The third ranked forward in this year’s draft could be the next Brendan Shanahan.

Russia v Switzerland: Bronze Medal Game - 2019 IIHF World Junior Championship Photo by Rich Lam/Getty Images

As the 2019 NHL Entry Draft approaches, the Los Angeles Kings have their work cut out for them, including making decisions on two first-round picks: the fifth pick and the 22nd pick, thanks to the Toronto Maple Leafs. From now until the draft, the staff of Jewels from the Crown will be taking a look at some draft-eligible players to help introduce some young men who could very possibly be future Kings.


“With the fifth pick in the 2019 NHL Entry Draft, the Los Angeles Kings select, from SKA-Neva St. Petersburg, Vasili Podkolzin.”

Podkolzin is one of the biggest boom or bust prospects in the last decade of NHL drafts. His current contract in Russia restricting him from starting in the NHL for two years doesn’t help either.

But, before we get into the strengths and weaknesses and why the Kings should take a hard pass on this special player, let’s get the basics out of the way…


Born: June 24, 2001 (Age 17)
Place of Birth: Moscow, Russia
2018-19 Team: SKA-Neva St. Petersburg (VHL)
Position: RW
Height: 6’1”
Weight: 190 lbs.
Shoots: Left


#2—NHL CENTRAL SCOUTING (European Skaters)


Podkolzin is clearly the most polarizing pick on the 2019 draft board. His raw skill overwhelms you. When you see him you can almost hear the Superman Theme during warmups: stronger than a diesel engine, able to complete the most insanely difficult plays at high speed, stickhandling extraordinaire, and a dangerous shot that makes the average goalie’s collarbone whimper. He’s a grinder and a scorer and never quits on any play. He elevates in games that matter most. Quite simply he’s the quintessential power forward of the 2020s.

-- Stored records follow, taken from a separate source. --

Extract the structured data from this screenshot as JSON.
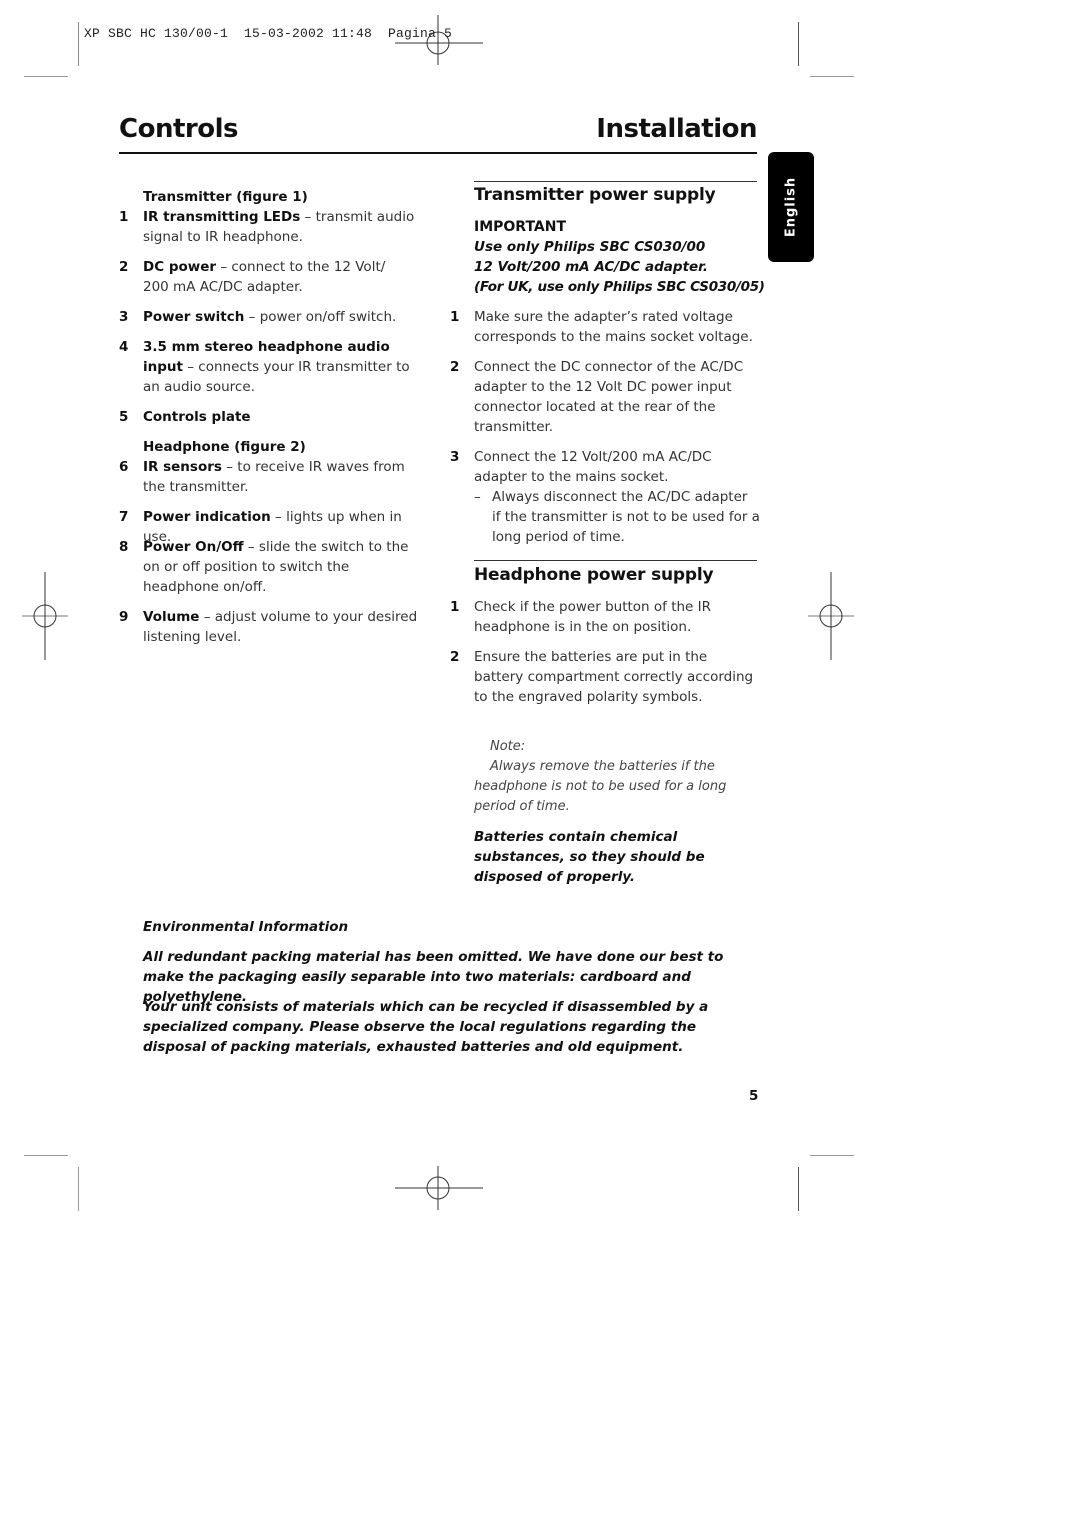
{
  "slug": "XP SBC HC 130/00-1  15-03-2002 11:48  Pagina 5",
  "header": {
    "left_title": "Controls",
    "right_title": "Installation",
    "language_tab": "English"
  },
  "controls": {
    "transmitter_heading": "Transmitter (figure 1)",
    "headphone_heading": "Headphone (figure 2)",
    "items": [
      {
        "num": "1",
        "term": "IR transmitting LEDs",
        "desc": " – transmit audio signal to IR headphone."
      },
      {
        "num": "2",
        "term": "DC power",
        "desc": " – connect to the 12 Volt/ 200 mA AC/DC adapter."
      },
      {
        "num": "3",
        "term": "Power switch",
        "desc": " – power on/off switch."
      },
      {
        "num": "4",
        "term": "3.5 mm stereo headphone audio input",
        "desc": " – connects your IR transmitter to an audio source."
      },
      {
        "num": "5",
        "term": "Controls plate",
        "desc": ""
      },
      {
        "num": "6",
        "term": "IR sensors",
        "desc": " – to receive IR waves from the transmitter."
      },
      {
        "num": "7",
        "term": "Power indication",
        "desc": " – lights up when in use."
      },
      {
        "num": "8",
        "term": "Power On/Off",
        "desc": " – slide the switch to the on or off position to switch the headphone on/off."
      },
      {
        "num": "9",
        "term": "Volume",
        "desc": " – adjust volume to your desired listening level."
      }
    ]
  },
  "installation": {
    "transmitter_section": {
      "heading": "Transmitter power supply",
      "important_label": "IMPORTANT",
      "important_lines": [
        "Use only Philips SBC CS030/00",
        "12 Volt/200 mA AC/DC adapter.",
        "(For UK, use only Philips SBC CS030/05)"
      ],
      "steps": [
        {
          "num": "1",
          "text": "Make sure the adapter’s rated voltage corresponds to the mains socket voltage."
        },
        {
          "num": "2",
          "text": "Connect the DC connector of the AC/DC adapter to the 12 Volt DC power input connector located at the rear of the transmitter."
        },
        {
          "num": "3",
          "text": "Connect the 12 Volt/200 mA AC/DC adapter to the mains socket."
        }
      ],
      "sub_note": "Always disconnect the AC/DC adapter if the transmitter is not to be used for a long period of time."
    },
    "headphone_section": {
      "heading": "Headphone power supply",
      "steps": [
        {
          "num": "1",
          "text": "Check if the power button of the IR headphone is in the on position."
        },
        {
          "num": "2",
          "text": "Ensure the batteries are put in the battery compartment correctly according to the engraved polarity symbols."
        }
      ],
      "note_label": "Note:",
      "note_text": "Always remove the batteries if the headphone is not to be used for a long period of time.",
      "warning": "Batteries contain chemical substances, so they should be disposed of properly."
    }
  },
  "environment": {
    "heading": "Environmental Information",
    "para1": "All redundant packing material has been omitted. We have done our best to make the packaging easily separable into two materials: cardboard and polyethylene.",
    "para2": "Your unit consists of materials which can be recycled if disassembled by a specialized company. Please observe the local regulations regarding the disposal of packing materials, exhausted batteries and old equipment."
  },
  "page_number": "5"
}
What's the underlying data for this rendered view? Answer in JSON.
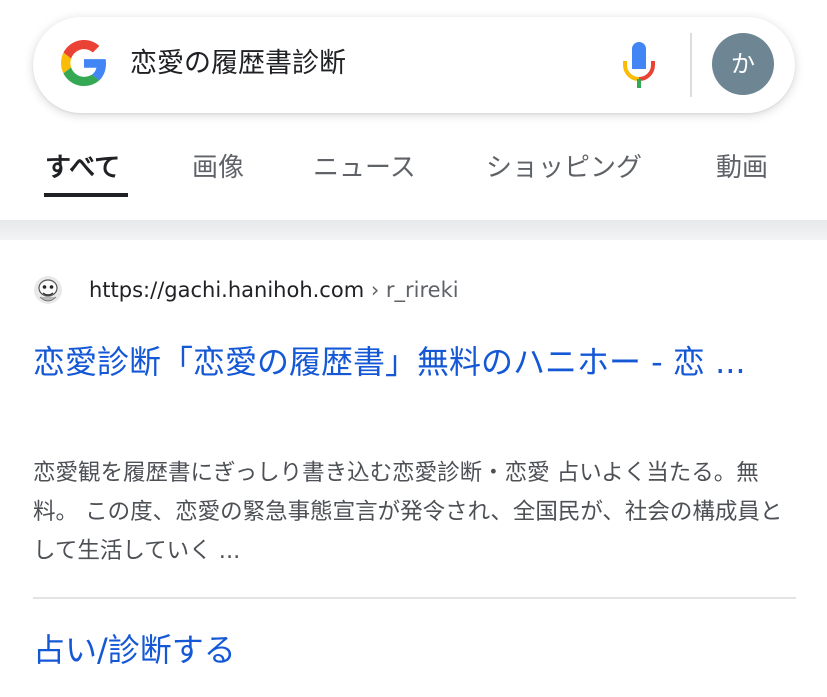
{
  "search": {
    "query": "恋愛の履歴書診断",
    "avatar_initial": "か"
  },
  "tabs": [
    {
      "label": "すべて",
      "active": true
    },
    {
      "label": "画像",
      "active": false
    },
    {
      "label": "ニュース",
      "active": false
    },
    {
      "label": "ショッピング",
      "active": false
    },
    {
      "label": "動画",
      "active": false
    }
  ],
  "result": {
    "url_host": "https://gachi.hanihoh.com",
    "url_sep": " › ",
    "url_path": "r_rireki",
    "title": "恋愛診断「恋愛の履歴書」無料のハニホー - 恋 ...",
    "snippet": "恋愛観を履歴書にぎっしり書き込む恋愛診断・恋愛 占いよく当たる。無料。 この度、恋愛の緊急事態宣言が発令され、全国民が、社会の構成員として生活していく ...",
    "sublink": "占い/診断する"
  },
  "colors": {
    "link": "#1558d6",
    "avatar": "#6e8594",
    "google_blue": "#4285F4",
    "google_red": "#EA4335",
    "google_yellow": "#FBBC05",
    "google_green": "#34A853"
  },
  "icons": {
    "logo": "google-g-icon",
    "mic": "microphone-icon",
    "favicon": "site-favicon-icon"
  }
}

Unlike the old guard Russian players (Sergei Fedorov, Alexei Kovalev, Pavel Datsyuk) Podkolzin is a “me first” forward who creates for himself but scraps to include his teammates. The end result is gaps between what you expect production-wise and what you actually get.

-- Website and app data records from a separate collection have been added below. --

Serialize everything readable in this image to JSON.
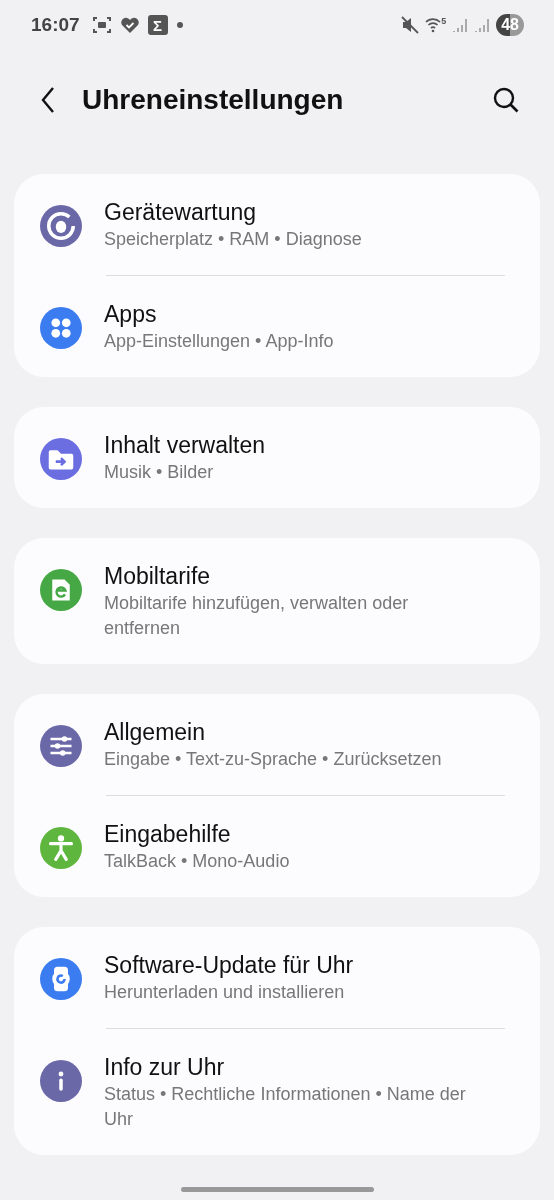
{
  "status_bar": {
    "time": "16:07",
    "sigma": "Σ",
    "wifi_badge": "5",
    "battery": "48"
  },
  "header": {
    "title": "Uhreneinstellungen"
  },
  "groups": [
    {
      "items": [
        {
          "title": "Gerätewartung",
          "subtitle": "Speicherplatz • RAM • Diagnose",
          "color": "#6b68a8"
        },
        {
          "title": "Apps",
          "subtitle": "App-Einstellungen • App-Info",
          "color": "#3b7cf0"
        }
      ]
    },
    {
      "items": [
        {
          "title": "Inhalt verwalten",
          "subtitle": "Musik • Bilder",
          "color": "#6a6ee0"
        }
      ]
    },
    {
      "items": [
        {
          "title": "Mobiltarife",
          "subtitle": "Mobiltarife hinzufügen, verwalten oder entfernen",
          "color": "#45a845"
        }
      ]
    },
    {
      "items": [
        {
          "title": "Allgemein",
          "subtitle": "Eingabe • Text-zu-Sprache • Zurücksetzen",
          "color": "#6b68a8"
        },
        {
          "title": "Eingabehilfe",
          "subtitle": "TalkBack • Mono-Audio",
          "color": "#5fb63e"
        }
      ]
    },
    {
      "items": [
        {
          "title": "Software-Update für Uhr",
          "subtitle": "Herunterladen und installieren",
          "color": "#3b7cf0"
        },
        {
          "title": "Info zur Uhr",
          "subtitle": "Status • Rechtliche Informationen • Name der Uhr",
          "color": "#6b68a8"
        }
      ]
    }
  ]
}
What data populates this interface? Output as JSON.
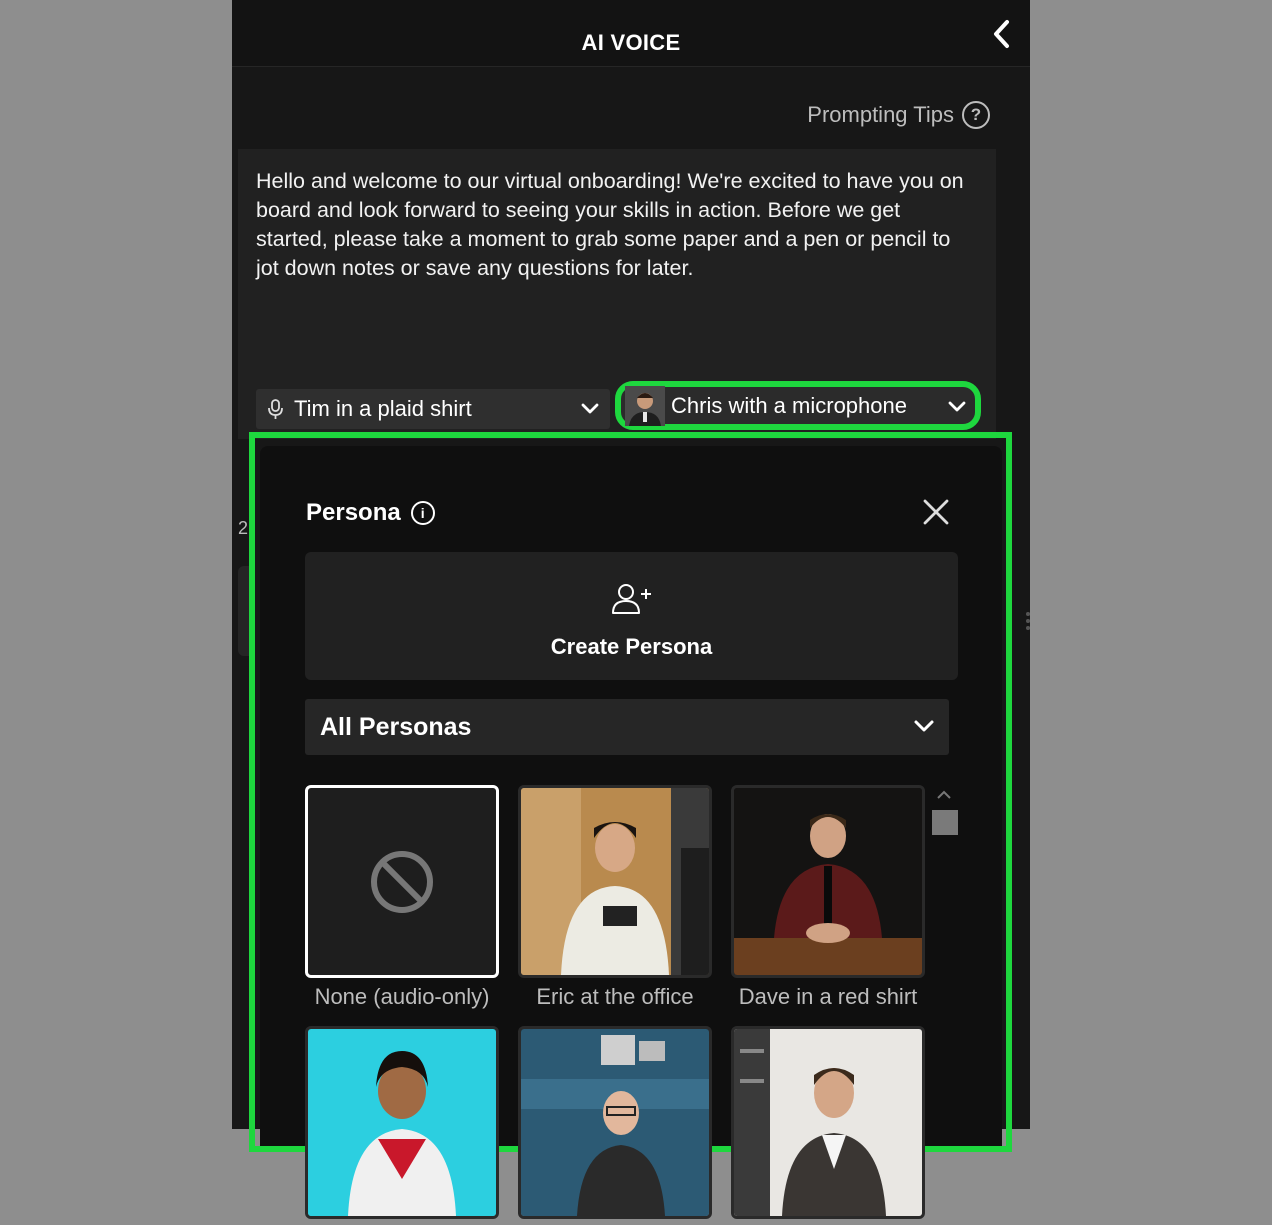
{
  "header": {
    "title": "AI VOICE",
    "back_icon": "chevron-left-icon"
  },
  "prompting_tips": {
    "label": "Prompting Tips",
    "icon": "question-circle-icon"
  },
  "script": {
    "text": "Hello and welcome to our virtual onboarding! We're excited to have you on board and look forward to seeing your skills in action. Before we get started, please take a moment to grab some paper and a pen or pencil to jot down notes or save any questions for later."
  },
  "voice_select": {
    "value": "Tim in a plaid shirt",
    "icon": "microphone-icon"
  },
  "persona_select": {
    "value": "Chris with a microphone"
  },
  "side_peek": {
    "text": "2"
  },
  "persona_popup": {
    "title": "Persona",
    "create_label": "Create Persona",
    "filter_value": "All Personas",
    "personas": [
      {
        "name": "None (audio-only)",
        "selected": true
      },
      {
        "name": "Eric at the office",
        "selected": false
      },
      {
        "name": "Dave in a red shirt",
        "selected": false
      },
      {
        "name": "",
        "selected": false
      },
      {
        "name": "",
        "selected": false
      },
      {
        "name": "",
        "selected": false
      }
    ]
  },
  "colors": {
    "highlight": "#1ed73e",
    "panel": "#171717",
    "card": "#212121"
  }
}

Another area that has been virtually ignored in all of the boastful write-ups on Podkolzin is the fact that he often plays with his head down. This was especially evident at the world juniors where he got lit up quite a few times.

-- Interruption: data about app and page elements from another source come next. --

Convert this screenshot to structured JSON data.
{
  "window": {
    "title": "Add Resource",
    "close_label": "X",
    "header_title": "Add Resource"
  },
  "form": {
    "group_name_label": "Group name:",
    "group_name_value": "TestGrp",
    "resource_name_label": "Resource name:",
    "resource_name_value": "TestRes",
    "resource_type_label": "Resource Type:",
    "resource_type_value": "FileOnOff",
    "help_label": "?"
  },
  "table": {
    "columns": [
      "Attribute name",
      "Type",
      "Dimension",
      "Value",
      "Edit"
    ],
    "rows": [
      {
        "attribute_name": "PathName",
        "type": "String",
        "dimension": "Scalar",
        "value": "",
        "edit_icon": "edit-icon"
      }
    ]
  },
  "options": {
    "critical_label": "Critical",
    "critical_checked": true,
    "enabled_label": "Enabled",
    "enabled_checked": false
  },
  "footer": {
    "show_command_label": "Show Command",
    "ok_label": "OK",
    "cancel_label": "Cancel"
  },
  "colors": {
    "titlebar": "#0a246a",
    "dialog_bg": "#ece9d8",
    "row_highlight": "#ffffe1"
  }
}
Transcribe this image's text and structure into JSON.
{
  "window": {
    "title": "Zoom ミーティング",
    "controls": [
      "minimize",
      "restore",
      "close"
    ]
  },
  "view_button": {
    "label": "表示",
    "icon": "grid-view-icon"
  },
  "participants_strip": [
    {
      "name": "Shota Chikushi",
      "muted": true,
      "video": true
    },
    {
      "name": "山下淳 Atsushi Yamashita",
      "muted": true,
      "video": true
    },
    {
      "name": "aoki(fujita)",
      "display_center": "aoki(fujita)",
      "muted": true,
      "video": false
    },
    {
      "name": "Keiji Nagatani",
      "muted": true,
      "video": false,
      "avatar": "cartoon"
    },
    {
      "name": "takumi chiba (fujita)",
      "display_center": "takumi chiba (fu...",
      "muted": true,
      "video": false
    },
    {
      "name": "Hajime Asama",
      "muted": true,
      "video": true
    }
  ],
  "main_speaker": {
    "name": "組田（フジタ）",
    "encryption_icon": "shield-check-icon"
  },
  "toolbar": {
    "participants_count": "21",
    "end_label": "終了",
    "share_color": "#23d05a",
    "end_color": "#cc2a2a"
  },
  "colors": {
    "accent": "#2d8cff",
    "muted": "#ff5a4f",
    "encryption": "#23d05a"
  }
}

While he possesses all of the skills needed to dominate in the NHL, there’s just as much a chance he could become a dominant third-line checking forward who can play with pace and irritate opponents but gives you only 35 points a season. Quite simply he’s the quintessential feast or famine pick this year.


“Podkolzin checks all the intangible blocks, as he can be counted on to address a variety of his coach’s concerns. What separates him from all the other “toolsy” forwards is that he can either create or finish plays while traveling at maximum speed, and his strong balance and stickhandling seems to convince defenders to back off more than they should. Podkolzin is effective both in open ice and during trench warfare, and he’s capable of completing on-the-tape passes that lead directly to quality chances near the net..” – Steve Kournianos, The Draft Analyst


I mean, who doesn’t need the next Cam Neely, Brendan Shanahan, or even Wendel Clark? You know the Kings need him every day of the week and twice on Sundays. But he’s signed with Ilya Kovalchuk’s former KHL team (SKA St. Petersburg) through the 2020-21 season and rumor has it that he wants to stay in Russia even longer. Can the Kings risk him not suiting up for three to five years in the middle of their Reset Plan? I guess you could say yes if he slides into the Toronto pick the Kings own, but if he’s there at number five, I’d say that’s a definite hard pass. Wouldn’t you?